Content starts

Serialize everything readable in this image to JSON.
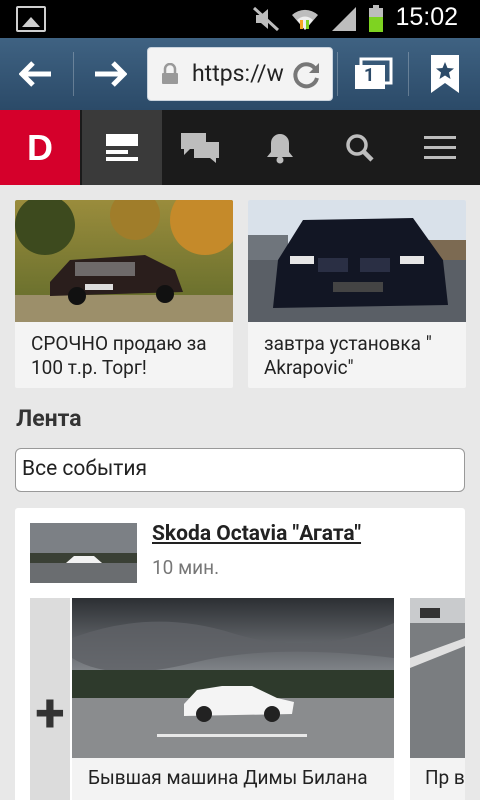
{
  "status_bar": {
    "time": "15:02",
    "battery_color": "#7ed321"
  },
  "browser": {
    "url": "https://w",
    "tab_count": "1"
  },
  "site_nav": {
    "logo": "D",
    "items": [
      {
        "icon": "feed-icon"
      },
      {
        "icon": "messages-icon"
      },
      {
        "icon": "bell-icon"
      },
      {
        "icon": "search-icon"
      },
      {
        "icon": "menu-icon"
      }
    ],
    "accent": "#d5002b"
  },
  "promos": [
    {
      "caption": "СРОЧНО продаю за 100 т.р. Торг!"
    },
    {
      "caption": "завтра установка \" Akrapovic\""
    }
  ],
  "feed": {
    "title": "Лента",
    "filter_value": "Все события"
  },
  "post": {
    "title": "Skoda Octavia \"Агата\"",
    "time": "10 мин.",
    "add_symbol": "+",
    "gallery": [
      {
        "caption": "Бывшая машина Димы Билана"
      },
      {
        "caption": "Пр вы"
      }
    ]
  }
}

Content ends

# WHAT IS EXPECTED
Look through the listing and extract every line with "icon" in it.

# OUTPUT FOR THIS EXERCISE
        "icon": "feed-icon"
        "icon": "messages-icon"
        "icon": "bell-icon"
        "icon": "search-icon"
        "icon": "menu-icon"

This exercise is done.